If I had to choose a piece of Bathgate's scenery I would pick the contrast between the colours of the swans and the pelicans in The Sydney Exhibition, 1879, “The only fleet a flock of dusky swans, | Which, near some fearless white-plumed pelicans | Swam stately on the quiet water's breast” -- only I want the contrast jammed closer, eg: “For sweetest things turn sourest by their deeds” (Shakespeare, Sonnet 14, the line itself turning on the word “turn”), “fruitful strifes and rivalries of peace” (Tennyson, Idylls of the King), or in Hill's Funeral Music, “fastidious trumpets,” even “grim fatuous clown,” from First Dog On The Moon's cartoon about Joe Hockey, the closeness that is also part of jokes and jump cut edits, things close together seeming exciting by proximity, proximity being the arena in which events take place, change wrought, attacks carried out; the possibilities fly open; the poem should be shocked by the surprising contrast of white and black animals on the water.
Note that the colours haven't been mined any further by the author, who, in this narrative scene, is envisioning the First Fleet coming to Botany Bay, obvious, you'd think, obvious, the “poor native black” standing there a little way earlier in line six, looking at him, asking to be transposed into the swans, but does Bathgate think that way?

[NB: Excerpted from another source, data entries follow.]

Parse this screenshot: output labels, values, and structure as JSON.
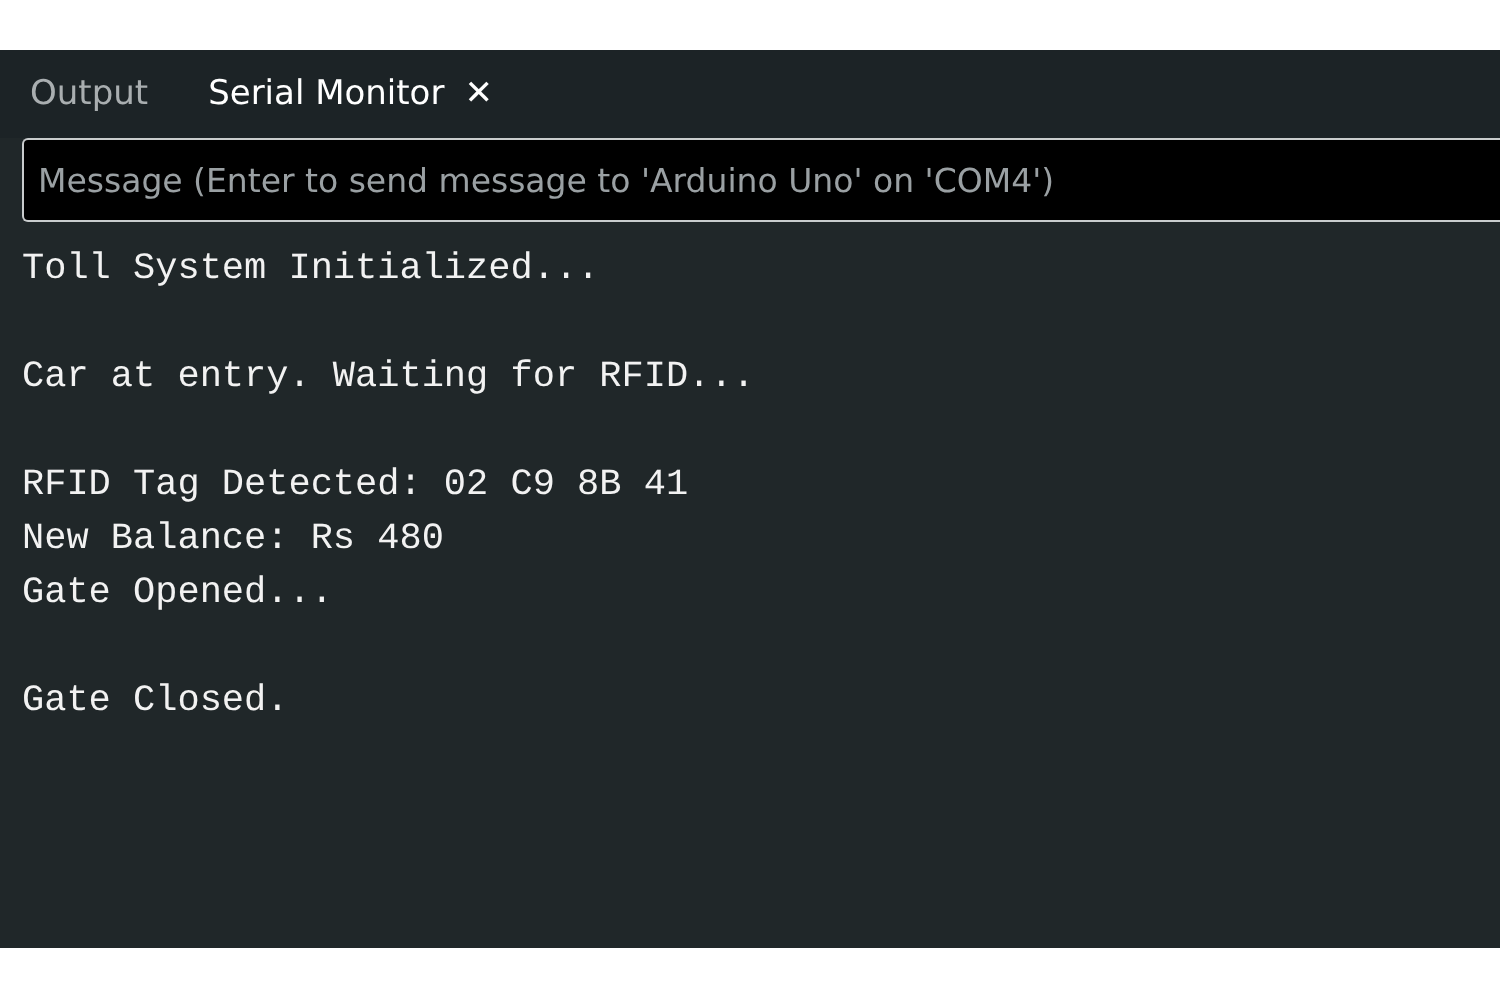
{
  "tabs": [
    {
      "label": "Output",
      "selected": false
    },
    {
      "label": "Serial Monitor",
      "selected": true,
      "close": "✕"
    }
  ],
  "message_field": {
    "placeholder": "Message (Enter to send message to 'Arduino Uno' on 'COM4')"
  },
  "console": {
    "blocks": [
      [
        "Toll System Initialized..."
      ],
      [
        "Car at entry. Waiting for RFID..."
      ],
      [
        "RFID Tag Detected: 02 C9 8B 41",
        "New Balance: Rs 480",
        "Gate Opened..."
      ],
      [
        "Gate Closed."
      ]
    ]
  }
}
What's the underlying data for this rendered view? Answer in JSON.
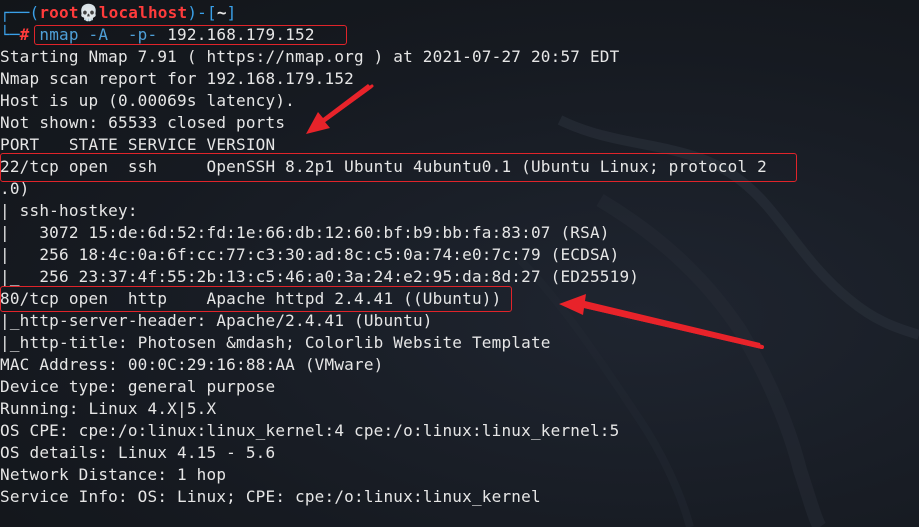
{
  "prompt": {
    "open": "┌──(",
    "user": "root",
    "skull": "💀",
    "host": "localhost",
    "close": ")-[",
    "dir": "~",
    "end": "]",
    "line2": "└─",
    "hash": "#",
    "cmd": "nmap -A  -p-",
    "ip": "192.168.179.152"
  },
  "output": [
    "Starting Nmap 7.91 ( https://nmap.org ) at 2021-07-27 20:57 EDT",
    "Nmap scan report for 192.168.179.152",
    "Host is up (0.00069s latency).",
    "Not shown: 65533 closed ports",
    "PORT   STATE SERVICE VERSION",
    "22/tcp open  ssh     OpenSSH 8.2p1 Ubuntu 4ubuntu0.1 (Ubuntu Linux; protocol 2",
    ".0)",
    "| ssh-hostkey:",
    "|   3072 15:de:6d:52:fd:1e:66:db:12:60:bf:b9:bb:fa:83:07 (RSA)",
    "|   256 18:4c:0a:6f:cc:77:c3:30:ad:8c:c5:0a:74:e0:7c:79 (ECDSA)",
    "|_  256 23:37:4f:55:2b:13:c5:46:a0:3a:24:e2:95:da:8d:27 (ED25519)",
    "80/tcp open  http    Apache httpd 2.4.41 ((Ubuntu))",
    "|_http-server-header: Apache/2.4.41 (Ubuntu)",
    "|_http-title: Photosen &mdash; Colorlib Website Template",
    "MAC Address: 00:0C:29:16:88:AA (VMware)",
    "Device type: general purpose",
    "Running: Linux 4.X|5.X",
    "OS CPE: cpe:/o:linux:linux_kernel:4 cpe:/o:linux:linux_kernel:5",
    "OS details: Linux 4.15 - 5.6",
    "Network Distance: 1 hop",
    "Service Info: OS: Linux; CPE: cpe:/o:linux:linux_kernel"
  ],
  "colors": {
    "background": "#161a21",
    "text": "#e6e6e6",
    "prompt_frame": "#3aa0e8",
    "prompt_user": "#ff3b3b",
    "command": "#4fa0d8",
    "annotation": "#e0242a"
  }
}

Is that what “fearless” next to “white-plumed pelicans” is trying to do? The British have come and they are fearless, etc, to lead on from the earlier description of “the first daring English wand'rer” in line two?
A century complete has scarcely passed
Since the first daring English wand'rer stood
Upon this favoured ground where now we stand.
Bathgate is so gentle I can't tell. Question though: why does he give the pelicans credit for being fearless, on that quiet bay without the swans threatening them or the ships coming too close, or any other thing trying to attack? Does the act of water-riding seem terrifying in and of itself, to the mind of Alexander Bathgate, even if the water is quiet, and therefore is this act always performed either fearfully or fearlessly, in that same mind?
It is brave to be stately when your entire activity threatens you; and you are like an aristocrat getting into a tumbril.
Or else the absence of fear in these pelicans is so incredible to Bathgate that it doesn't need to be justified by any poem, even if he is the author of that poem. It is a royal majesty. Explanation is beyond the point. It should exist. It should have a lovely, pure existence. It should be possible to detect an incredible, impossible purity behind the word "fearless."
When John Donne discusses God in his Sermons he considers the rights of kings.
Donne was not a king any more than Bathgate was a pelican. So I see that the normal existences of alien beings can be a source, either of wonder or of speculation, since Bathgate is wonderstruck without speculating and Donne speculates without seeming wonderstruck.
There is no reason in the poem for the pelicans to be fearless and no reason either, for the wand'rers to be daring. Australia is not only "favoured," it is furthermore a “fairyland of flowers and bright-hued birds” where the “calistemon's flaming brush-like plume, | Meet and delight the adventurer's eye.” “Daring” becomes synonymous with “inexperienced.” When is it brave, entering fairyland? When you don't know that it's fairyland.